Segment Open

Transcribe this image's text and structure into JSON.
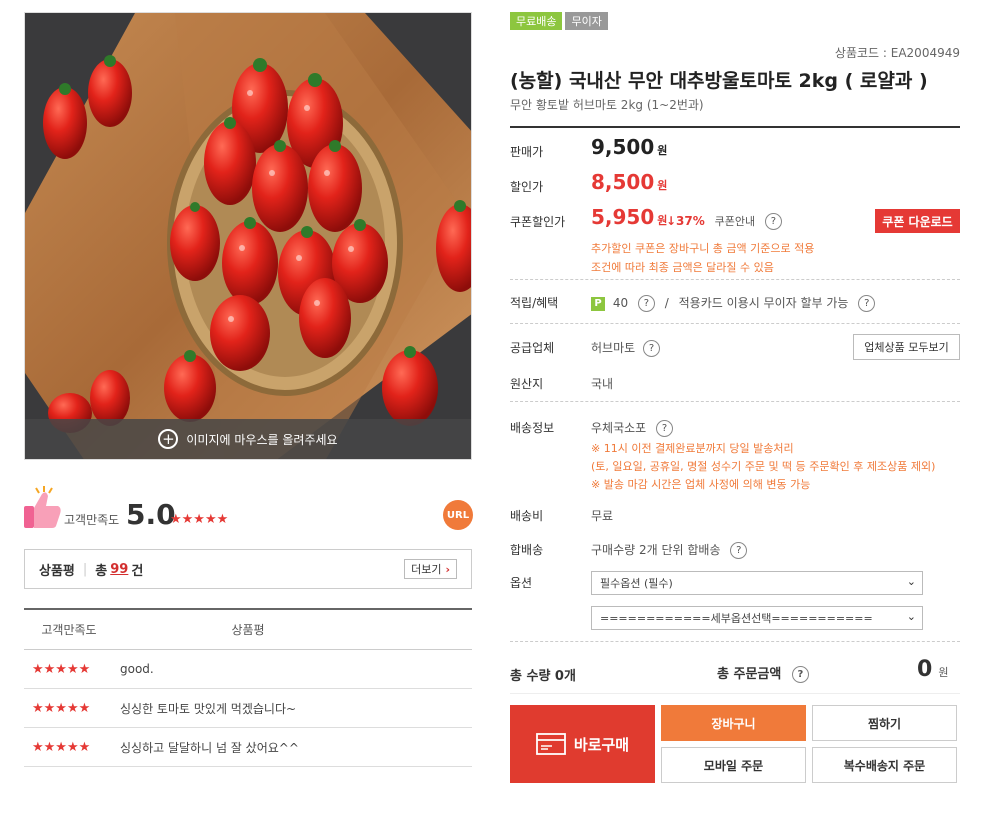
{
  "image": {
    "hover_text": "이미지에 마우스를 올려주세요"
  },
  "satisfaction": {
    "label": "고객만족도",
    "score": "5.0",
    "stars": "★★★★★",
    "url_label": "URL"
  },
  "reviews_box": {
    "title": "상품평",
    "total_prefix": "총",
    "count": "99",
    "unit": "건",
    "more_label": "더보기"
  },
  "review_table": {
    "headers": [
      "고객만족도",
      "상품평"
    ],
    "rows": [
      {
        "stars": "★★★★★",
        "text": "good."
      },
      {
        "stars": "★★★★★",
        "text": "싱싱한 토마토 맛있게 먹겠습니다~"
      },
      {
        "stars": "★★★★★",
        "text": "싱싱하고 달달하니 넘 잘 샀어요^^"
      }
    ]
  },
  "badges": [
    "무료배송",
    "무이자"
  ],
  "product": {
    "code": "상품코드 : EA2004949",
    "title": "(농할) 국내산 무안 대추방울토마토 2kg ( 로얄과 )",
    "subtitle": "무안 황토밭 허브마토 2kg (1~2번과)"
  },
  "price": {
    "sale_label": "판매가",
    "sale_value": "9,500",
    "discount_label": "할인가",
    "discount_value": "8,500",
    "coupon_label": "쿠폰할인가",
    "coupon_value": "5,950",
    "won": "원",
    "percent": "↓37%",
    "coupon_guide": "쿠폰안내",
    "coupon_button": "쿠폰 다운로드",
    "note1": "추가할인 쿠폰은 장바구니 총 금액 기준으로 적용",
    "note2": "조건에 따라 최종 금액은 달라질 수 있음"
  },
  "benefit": {
    "label": "적립/혜택",
    "points_badge": "P",
    "points": "40",
    "slash": "/",
    "card_text": "적용카드 이용시 무이자 할부 가능"
  },
  "supplier": {
    "label": "공급업체",
    "value": "허브마토",
    "button": "업체상품 모두보기"
  },
  "origin": {
    "label": "원산지",
    "value": "국내"
  },
  "shipping": {
    "label": "배송정보",
    "value": "우체국소포",
    "note1": "※ 11시 이전 결제완료분까지 당일 발송처리",
    "note2": "(토, 일요일, 공휴일, 명절 성수기 주문 및 떡 등 주문확인 후 제조상품 제외)",
    "note3": "※ 발송 마감 시간은 업체 사정에 의해 변동 가능"
  },
  "fee": {
    "label": "배송비",
    "value": "무료"
  },
  "combined": {
    "label": "합배송",
    "value": "구매수량 2개 단위 합배송"
  },
  "option": {
    "label": "옵션",
    "select1": "필수옵션 (필수)",
    "select2": "============세부옵션선택==========="
  },
  "totals": {
    "qty": "총 수량 0개",
    "order_label": "총 주문금액",
    "amount": "0",
    "won": "원"
  },
  "actions": {
    "buy_now": "바로구매",
    "cart": "장바구니",
    "wish": "찜하기",
    "mobile": "모바일 주문",
    "multi": "복수배송지 주문"
  }
}
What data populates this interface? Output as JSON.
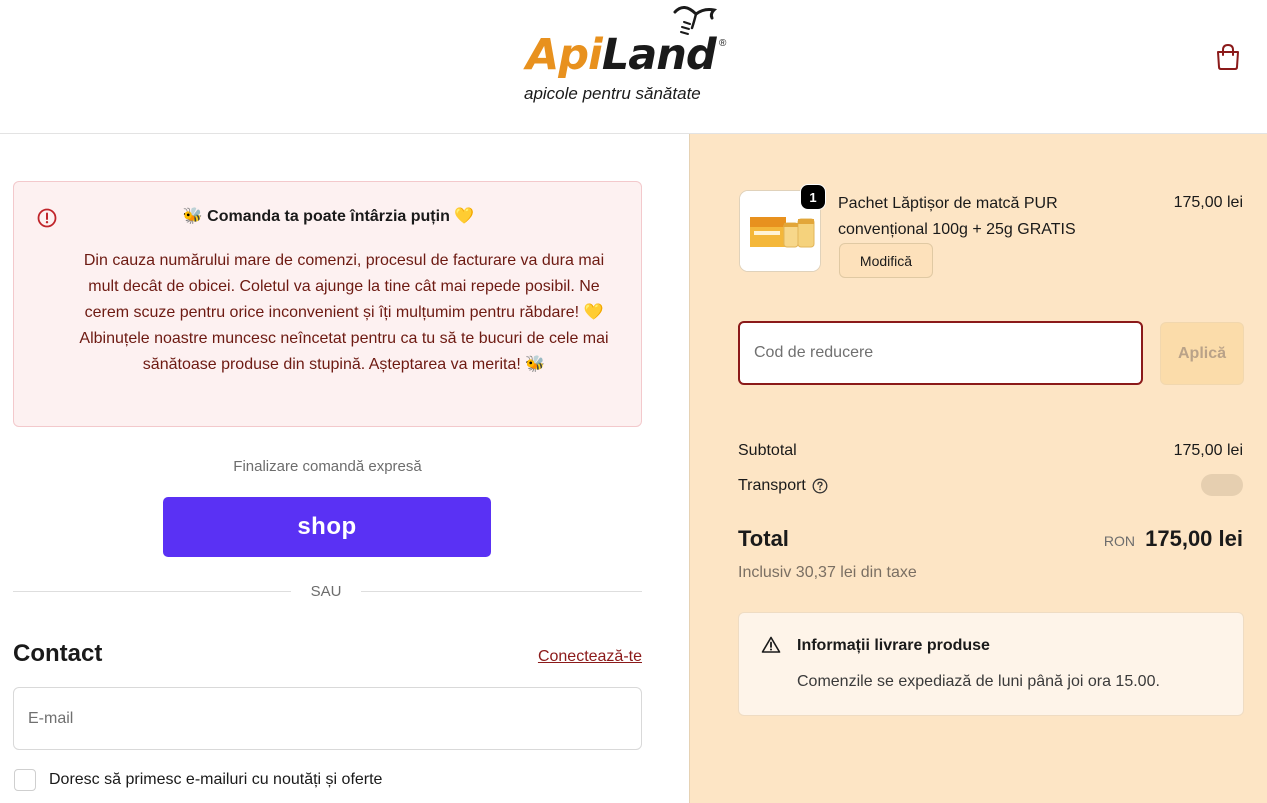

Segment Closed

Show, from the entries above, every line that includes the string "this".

Transcribe this image's text and structure into JSON.
What data populates this interface? Output as JSON.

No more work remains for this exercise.